- **Data for analysis**

________

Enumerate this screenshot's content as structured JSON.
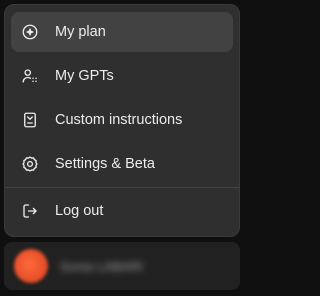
{
  "menu": {
    "items": [
      {
        "label": "My plan",
        "icon": "plan-icon",
        "active": true
      },
      {
        "label": "My GPTs",
        "icon": "gpts-icon",
        "active": false
      },
      {
        "label": "Custom instructions",
        "icon": "custom-instructions-icon",
        "active": false
      },
      {
        "label": "Settings & Beta",
        "icon": "gear-icon",
        "active": false
      },
      {
        "label": "Log out",
        "icon": "logout-icon",
        "active": false
      }
    ]
  },
  "account": {
    "avatar_color": "#e9512a",
    "name": "Sonia LABARI"
  },
  "colors": {
    "menu_bg": "#2f2f2f",
    "active_bg": "#424242",
    "text": "#ececec"
  }
}
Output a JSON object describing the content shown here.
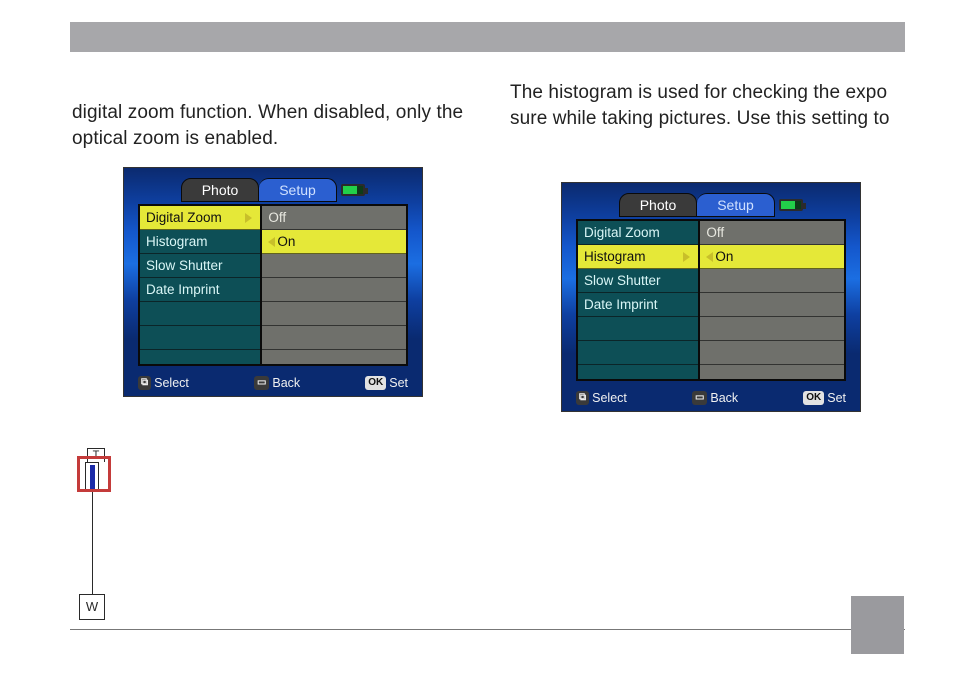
{
  "left": {
    "text": "digital zoom function. When disabled, only the optical zoom is enabled.",
    "cam": {
      "tabs": {
        "photo": "Photo",
        "setup": "Setup"
      },
      "menu": [
        "Digital Zoom",
        "Histogram",
        "Slow Shutter",
        "Date Imprint"
      ],
      "selected_menu_index": 0,
      "options": [
        "Off",
        "On"
      ],
      "selected_option_index": 1,
      "help": {
        "select_key": "⧉",
        "select": "Select",
        "back_key": "▭",
        "back": "Back",
        "set_key": "OK",
        "set": "Set"
      }
    }
  },
  "right": {
    "text": "The histogram is used for checking the expo sure while taking pictures. Use this setting to",
    "cam": {
      "tabs": {
        "photo": "Photo",
        "setup": "Setup"
      },
      "menu": [
        "Digital Zoom",
        "Histogram",
        "Slow Shutter",
        "Date Imprint"
      ],
      "selected_menu_index": 1,
      "options": [
        "Off",
        "On"
      ],
      "selected_option_index": 1,
      "help": {
        "select_key": "⧉",
        "select": "Select",
        "back_key": "▭",
        "back": "Back",
        "set_key": "OK",
        "set": "Set"
      }
    }
  },
  "zoom": {
    "t": "T",
    "w": "W"
  }
}
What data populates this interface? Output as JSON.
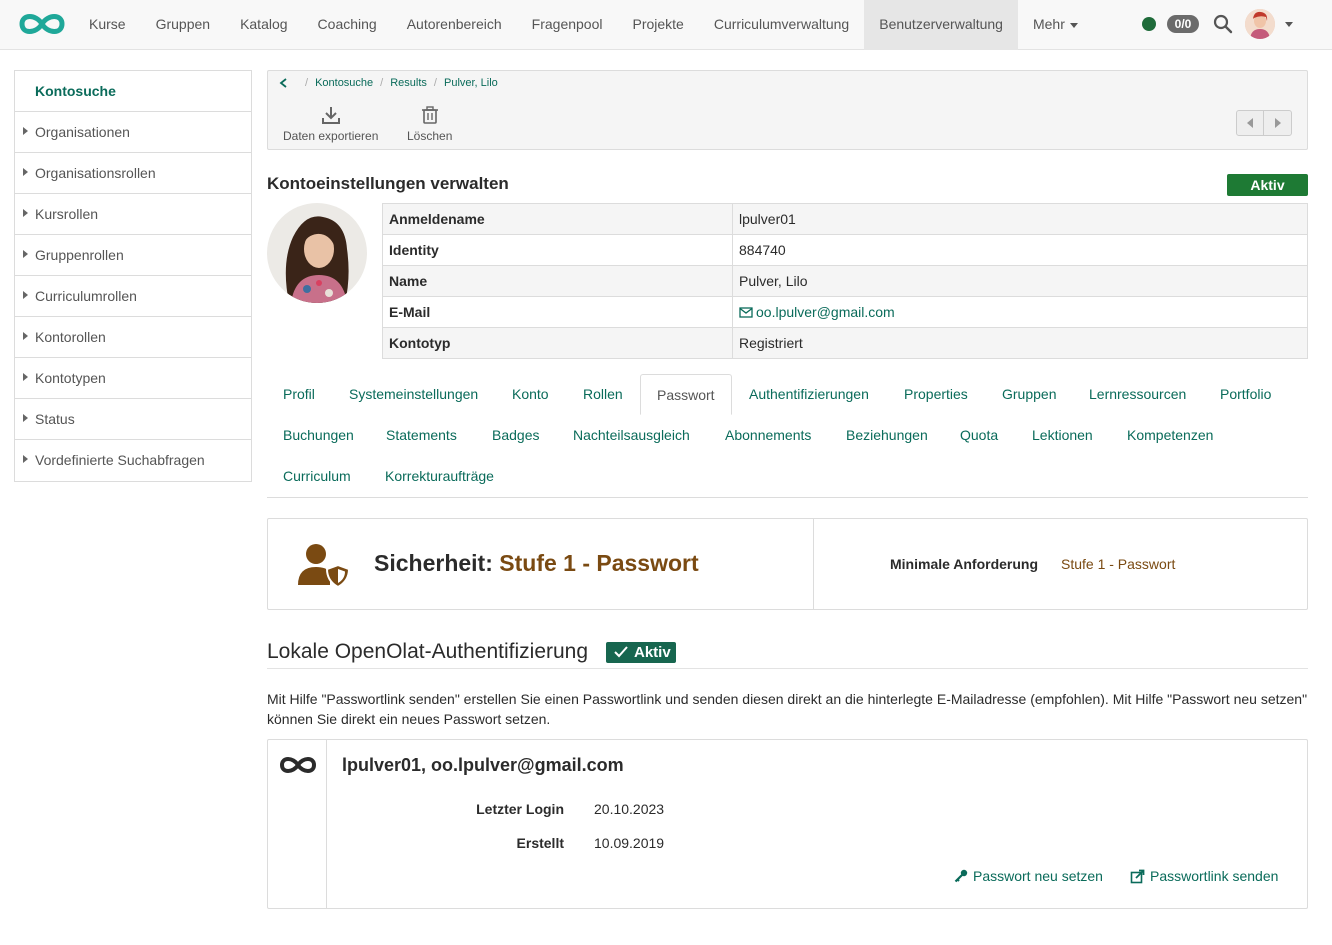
{
  "nav": {
    "items": [
      {
        "label": "Kurse"
      },
      {
        "label": "Gruppen"
      },
      {
        "label": "Katalog"
      },
      {
        "label": "Coaching"
      },
      {
        "label": "Autorenbereich"
      },
      {
        "label": "Fragenpool"
      },
      {
        "label": "Projekte"
      },
      {
        "label": "Curriculumverwaltung"
      },
      {
        "label": "Benutzerverwaltung"
      },
      {
        "label": "Mehr"
      }
    ],
    "active": "Benutzerverwaltung",
    "counter": "0/0",
    "status_color": "#1f6b3a"
  },
  "sidebar": {
    "title": "Kontosuche",
    "items": [
      {
        "label": "Organisationen"
      },
      {
        "label": "Organisationsrollen"
      },
      {
        "label": "Kursrollen"
      },
      {
        "label": "Gruppenrollen"
      },
      {
        "label": "Curriculumrollen"
      },
      {
        "label": "Kontorollen"
      },
      {
        "label": "Kontotypen"
      },
      {
        "label": "Status"
      },
      {
        "label": "Vordefinierte Suchabfragen"
      }
    ]
  },
  "breadcrumb": {
    "items": [
      "Kontosuche",
      "Results",
      "Pulver, Lilo"
    ]
  },
  "toolbar": {
    "export_label": "Daten exportieren",
    "delete_label": "Löschen"
  },
  "account": {
    "title": "Kontoeinstellungen verwalten",
    "status": "Aktiv",
    "rows": [
      {
        "key": "Anmeldename",
        "value": "lpulver01"
      },
      {
        "key": "Identity",
        "value": "884740"
      },
      {
        "key": "Name",
        "value": "Pulver, Lilo"
      },
      {
        "key": "E-Mail",
        "value": "oo.lpulver@gmail.com"
      },
      {
        "key": "Kontotyp",
        "value": "Registriert"
      }
    ]
  },
  "tabs": {
    "active": "Passwort",
    "items": [
      "Profil",
      "Systemeinstellungen",
      "Konto",
      "Rollen",
      "Passwort",
      "Authentifizierungen",
      "Properties",
      "Gruppen",
      "Lernressourcen",
      "Portfolio",
      "Buchungen",
      "Statements",
      "Badges",
      "Nachteilsausgleich",
      "Abonnements",
      "Beziehungen",
      "Quota",
      "Lektionen",
      "Kompetenzen",
      "Curriculum",
      "Korrekturaufträge"
    ]
  },
  "security": {
    "label": "Sicherheit:",
    "level": "Stufe 1 - Passwort",
    "requirement_label": "Minimale Anforderung",
    "requirement_value": "Stufe 1 - Passwort",
    "level_color": "#7a4a12"
  },
  "auth": {
    "title": "Lokale OpenOlat-Authentifizierung",
    "status": "Aktiv",
    "description": "Mit Hilfe \"Passwortlink senden\" erstellen Sie einen Passwortlink und senden diesen direkt an die hinterlegte E-Mailadresse (empfohlen). Mit Hilfe \"Passwort neu setzen\" können Sie direkt ein neues Passwort setzen.",
    "user_line": "lpulver01, oo.lpulver@gmail.com",
    "last_login_label": "Letzter Login",
    "last_login_value": "20.10.2023",
    "created_label": "Erstellt",
    "created_value": "10.09.2019",
    "reset_label": "Passwort neu setzen",
    "send_link_label": "Passwortlink senden"
  },
  "colors": {
    "accent": "#0a6b5a",
    "success": "#1e7a34"
  }
}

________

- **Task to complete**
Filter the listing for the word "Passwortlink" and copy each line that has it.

- **Task solution**
    "description": "Mit Hilfe \"Passwortlink senden\" erstellen Sie einen Passwortlink und senden diesen direkt an die hinterlegte E-Mailadresse (empfohlen). Mit Hilfe \"Passwort neu setzen\" können Sie direkt ein neues Passwort setzen.",
    "send_link_label": "Passwortlink senden"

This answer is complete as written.